Only limited evidence is available about the discontinuation rates of anti-epilepsy drugs during pregnancy. UK researchers analysed prescribing trends for anti-epilepsy drugs from 1994 to 2009, based on primary care data for 174,055 pregnancies and anti-epilepsy drug use by 745 women with epilepsy and 54 with bipolar disorder.
Prescribing of newer anti-epilepsy drugs in pregnancy has steadily increased and lamotrigine has been the most popular anti-epilepsy drug prescribed in pregnancy since 2004, whereas use of carbamazepine and sodium valproate has declined. Pregnancy was linked to discontinuation of anti-epilepsy drugs, with discontinuation rates twice as high in women with epilepsy and three times higher for women with bipolar disorder compared with non-pregnant women using anti-epilepsy medications.
What does it mean for GPs?

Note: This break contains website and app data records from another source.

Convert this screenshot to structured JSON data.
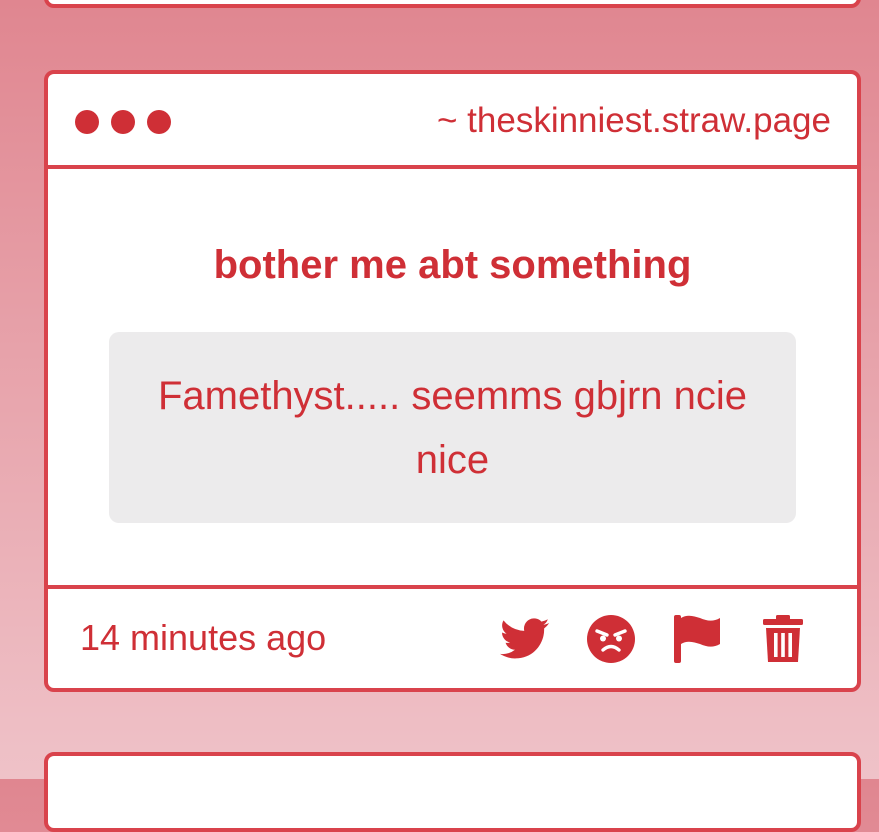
{
  "colors": {
    "accent": "#cf2f36",
    "border": "#d9434c",
    "answer_bg": "#ecebec",
    "page_bg_top": "#e08690",
    "page_bg_bottom": "#efc2c8"
  },
  "window": {
    "controls": [
      "dot",
      "dot",
      "dot"
    ],
    "site_url": "~ theskinniest.straw.page"
  },
  "question": {
    "prompt": "bother me abt something",
    "answer": "Famethyst..... seemms gbjrn ncie nice"
  },
  "footer": {
    "timestamp": "14 minutes ago",
    "actions": [
      {
        "name": "share-twitter",
        "icon": "twitter-icon"
      },
      {
        "name": "react-angry",
        "icon": "angry-face-icon"
      },
      {
        "name": "report",
        "icon": "flag-icon"
      },
      {
        "name": "delete",
        "icon": "trash-icon"
      }
    ]
  }
}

The authors recommend the risks and benefits of anti-epilepsy medications are explained to women – ideally prior to pregnancy – to allow them to make an informed decision on whether to continue treatment in pregnancy. They concluded: ‘Pregnancy is a strong determinant for the discontinuation of anti-epilepsy drug prescribing particularly for women with bipolar disorder.’
Dr Henry Smithson, a GP in Sheffield and the founding chair of the GP Society for Epilepsy, said: ‘There is good evidence from work in the UK and Ireland about the relative safety of anti-epileptic drugs in pregnancy. So the advice is to not change anything until you have received a specialist opinion when a women [with epilepsy] become pregnant, although that’s easier said than done. Pre-conception advice is also important. ‘